++++ Working data

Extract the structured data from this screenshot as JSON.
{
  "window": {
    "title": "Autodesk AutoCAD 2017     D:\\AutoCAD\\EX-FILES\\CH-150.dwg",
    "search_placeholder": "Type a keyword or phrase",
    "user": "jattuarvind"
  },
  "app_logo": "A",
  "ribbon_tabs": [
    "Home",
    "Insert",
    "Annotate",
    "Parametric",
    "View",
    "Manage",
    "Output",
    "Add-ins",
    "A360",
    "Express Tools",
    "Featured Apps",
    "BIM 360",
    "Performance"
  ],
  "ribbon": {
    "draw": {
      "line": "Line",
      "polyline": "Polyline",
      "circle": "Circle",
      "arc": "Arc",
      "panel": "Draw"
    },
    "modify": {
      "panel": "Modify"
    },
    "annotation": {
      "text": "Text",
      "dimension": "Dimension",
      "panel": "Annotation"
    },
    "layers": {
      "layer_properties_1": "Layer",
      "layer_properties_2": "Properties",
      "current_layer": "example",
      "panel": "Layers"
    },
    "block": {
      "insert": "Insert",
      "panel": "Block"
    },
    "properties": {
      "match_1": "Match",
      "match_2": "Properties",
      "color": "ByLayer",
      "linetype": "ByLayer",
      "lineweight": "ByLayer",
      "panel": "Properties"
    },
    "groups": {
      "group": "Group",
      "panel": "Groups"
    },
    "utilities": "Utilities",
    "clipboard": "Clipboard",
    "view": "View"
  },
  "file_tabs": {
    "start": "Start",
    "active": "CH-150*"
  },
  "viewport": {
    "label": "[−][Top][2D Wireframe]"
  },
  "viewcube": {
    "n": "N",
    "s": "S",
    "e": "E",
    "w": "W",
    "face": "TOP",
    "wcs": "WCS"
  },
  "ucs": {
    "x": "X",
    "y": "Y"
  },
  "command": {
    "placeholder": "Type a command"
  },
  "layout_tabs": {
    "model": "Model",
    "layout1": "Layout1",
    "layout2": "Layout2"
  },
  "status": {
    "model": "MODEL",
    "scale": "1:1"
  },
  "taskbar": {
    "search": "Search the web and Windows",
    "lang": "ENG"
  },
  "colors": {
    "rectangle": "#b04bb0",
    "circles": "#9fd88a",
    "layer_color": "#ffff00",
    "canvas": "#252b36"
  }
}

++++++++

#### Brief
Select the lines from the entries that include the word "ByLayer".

#### Your response
      "color": "ByLayer",
      "linetype": "ByLayer",
      "lineweight": "ByLayer",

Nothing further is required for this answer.